Please copy all of the entries exactly, but drop every picture.

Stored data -
■ ■ ■ ■

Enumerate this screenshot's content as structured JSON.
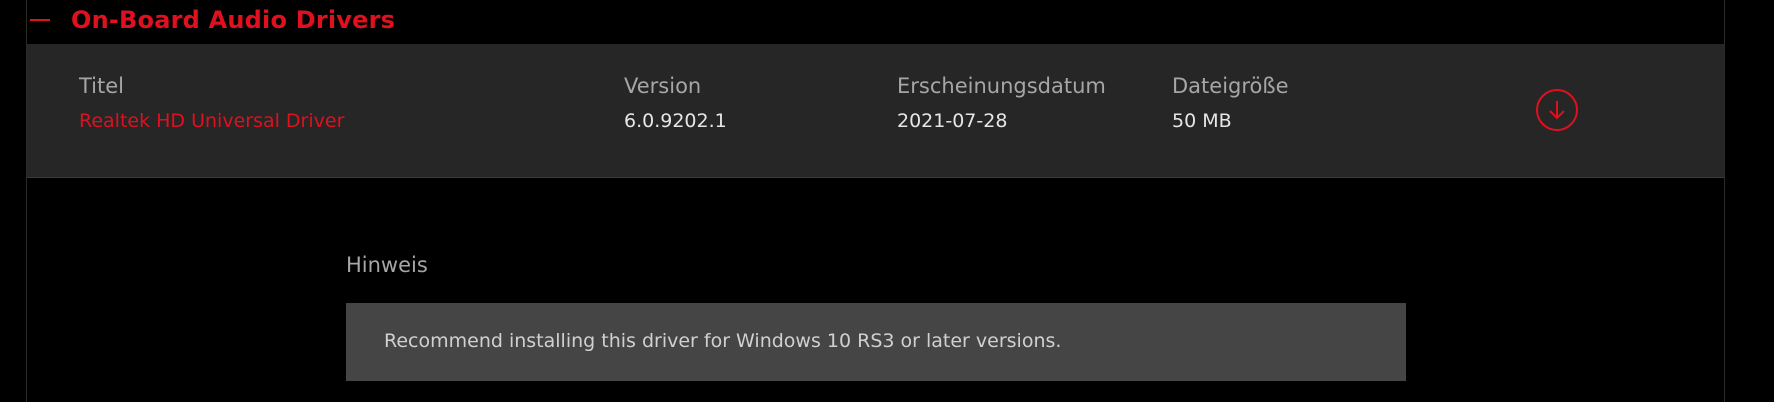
{
  "section": {
    "title": "On-Board Audio Drivers",
    "collapse_icon": "minus-icon"
  },
  "driver": {
    "columns": {
      "title_label": "Titel",
      "version_label": "Version",
      "date_label": "Erscheinungsdatum",
      "size_label": "Dateigröße"
    },
    "title": "Realtek HD Universal Driver",
    "version": "6.0.9202.1",
    "release_date": "2021-07-28",
    "file_size": "50 MB",
    "download_icon": "download-arrow-icon"
  },
  "notes": {
    "title": "Hinweis",
    "text": "Recommend installing this driver for Windows 10 RS3 or later versions."
  },
  "colors": {
    "accent": "#e0101e",
    "row_background": "#262626",
    "notes_background": "#454545",
    "page_background": "#000000"
  }
}
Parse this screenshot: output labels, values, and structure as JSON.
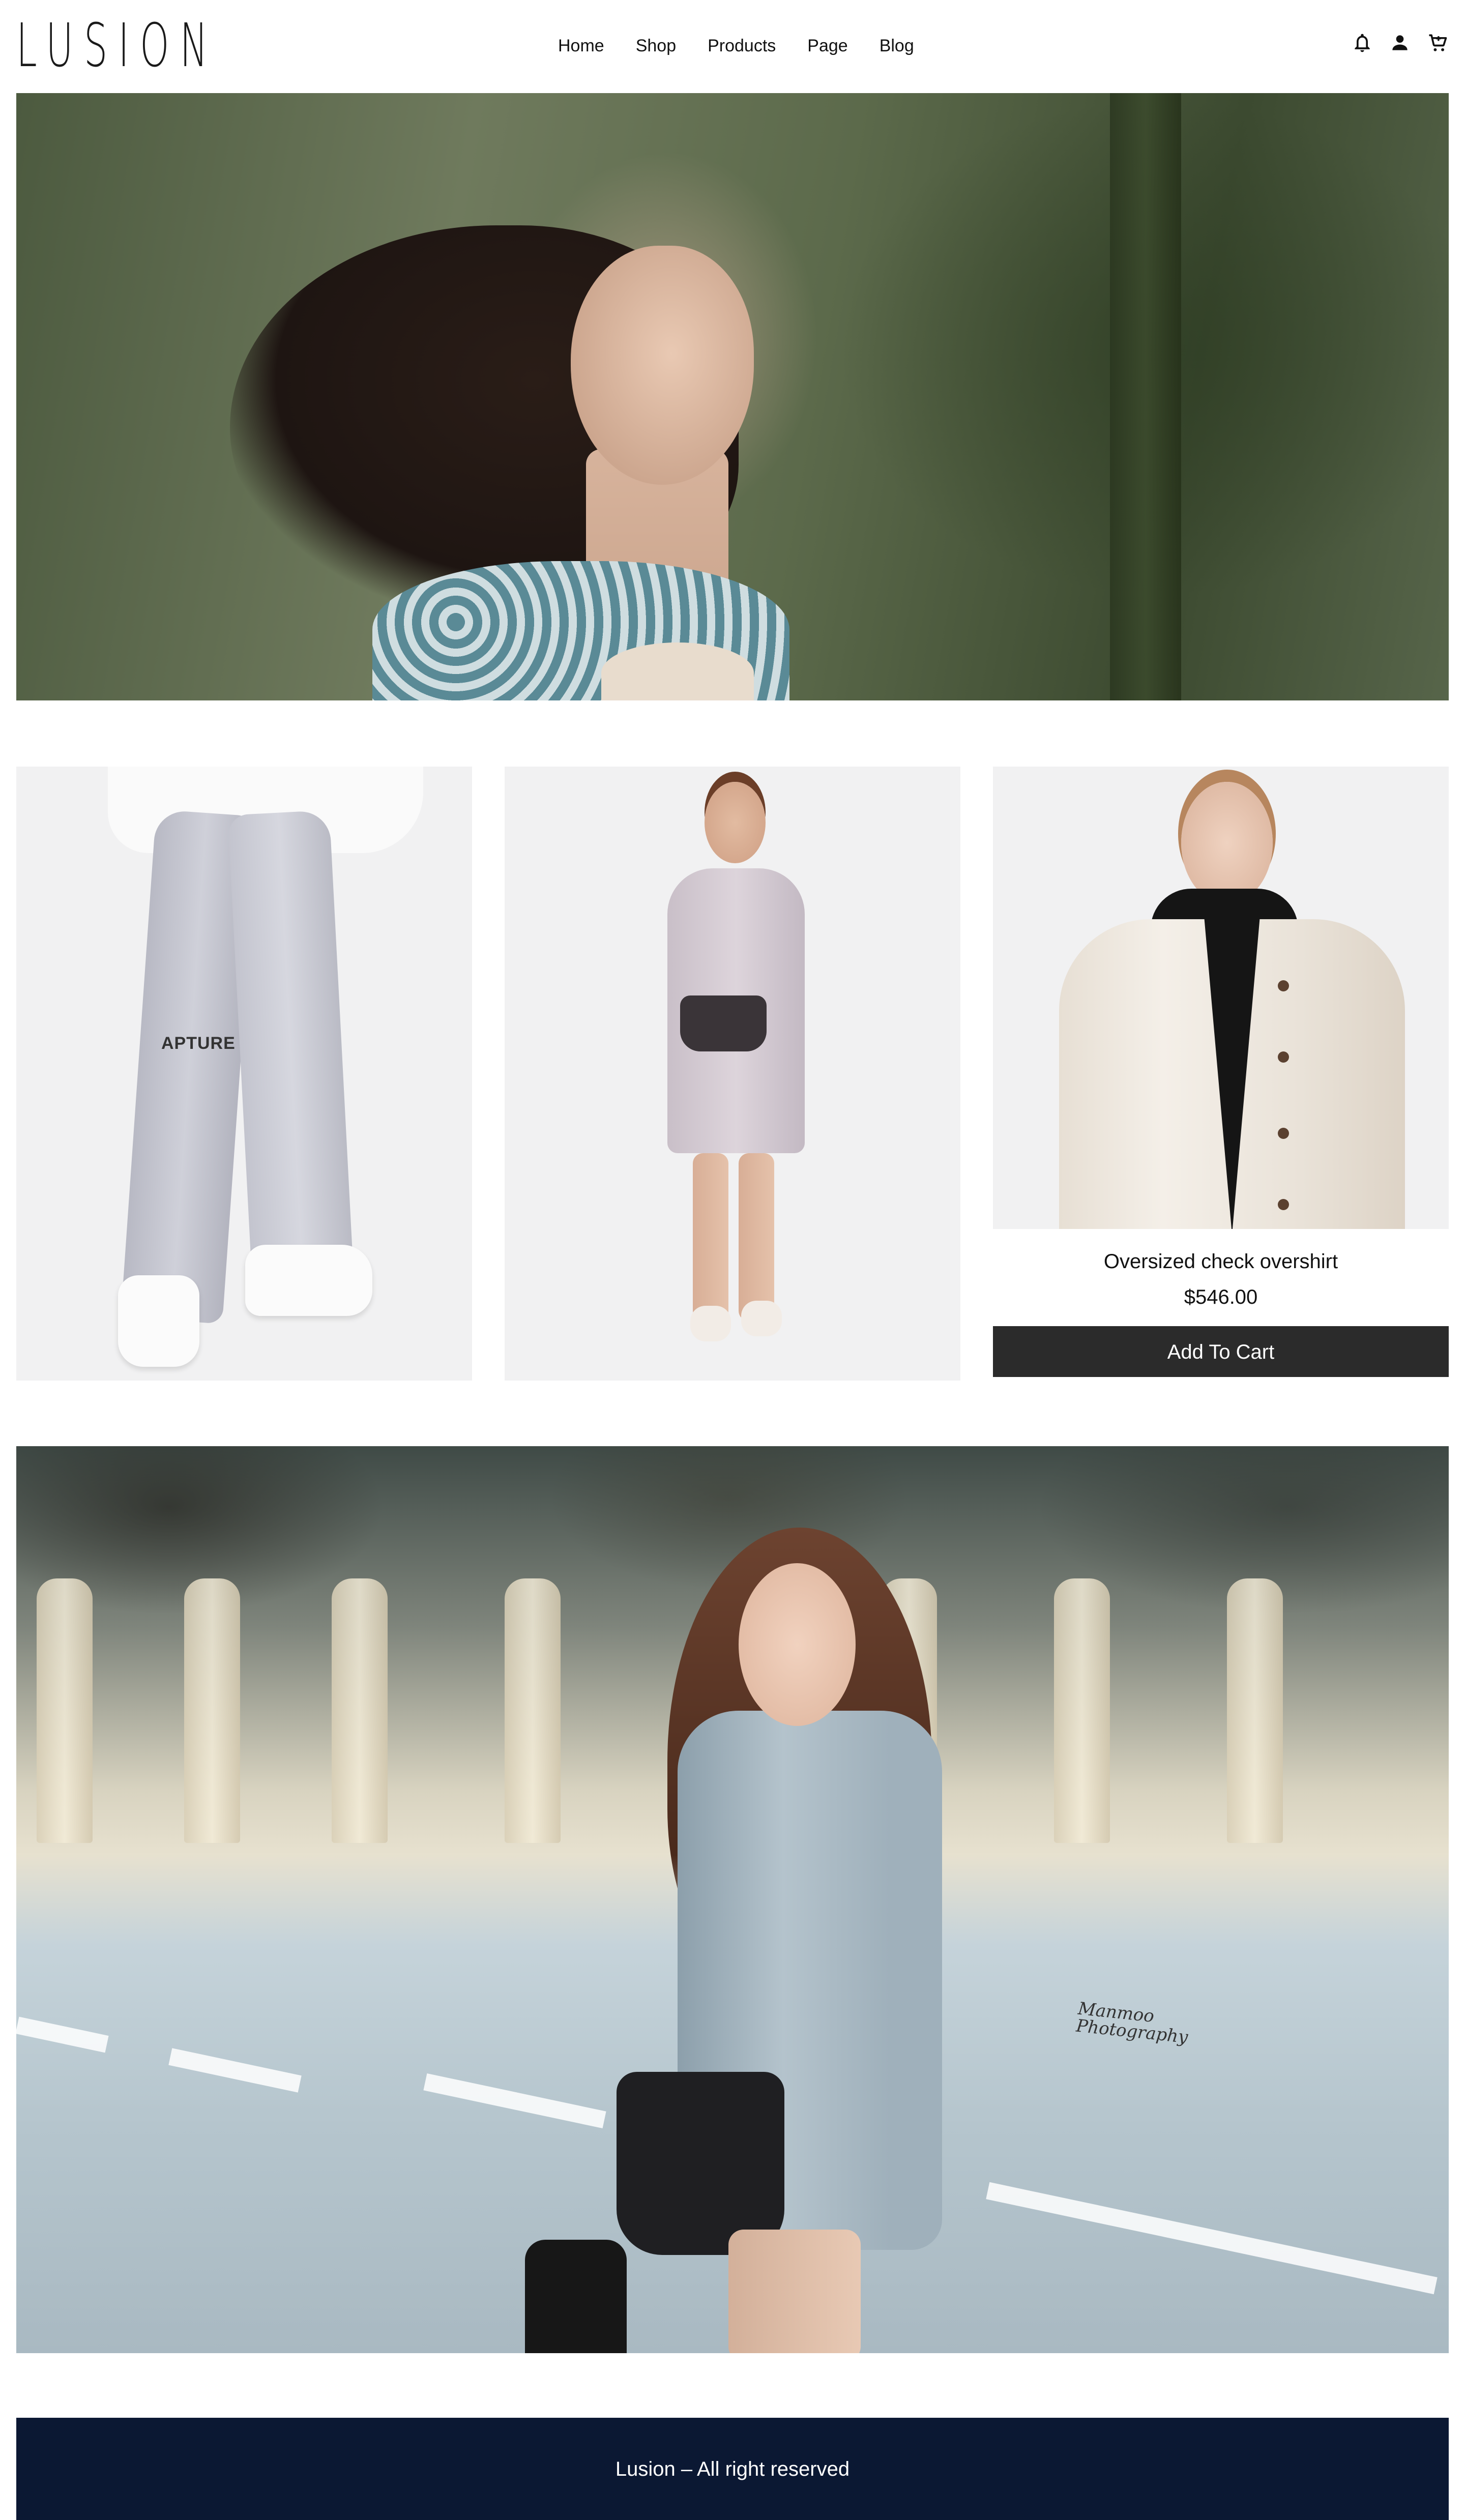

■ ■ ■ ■

Response area -
Enumerate this screenshot's content as structured JSON.
{
  "section": {
    "title": "On-Board Audio Drivers",
    "collapse_icon": "minus-icon"
  },
  "driver": {
    "columns": {
      "title_label": "Titel",
      "version_label": "Version",
      "date_label": "Erscheinungsdatum",
      "size_label": "Dateigröße"
    },
    "title": "Realtek HD Universal Driver",
    "version": "6.0.9202.1",
    "release_date": "2021-07-28",
    "file_size": "50 MB",
    "download_icon": "download-arrow-icon"
  },
  "notes": {
    "title": "Hinweis",
    "text": "Recommend installing this driver for Windows 10 RS3 or later versions."
  },
  "colors": {
    "accent": "#e0101e",
    "row_background": "#262626",
    "notes_background": "#454545",
    "page_background": "#000000"
  }
}
Parse this screenshot: output labels, values, and structure as JSON.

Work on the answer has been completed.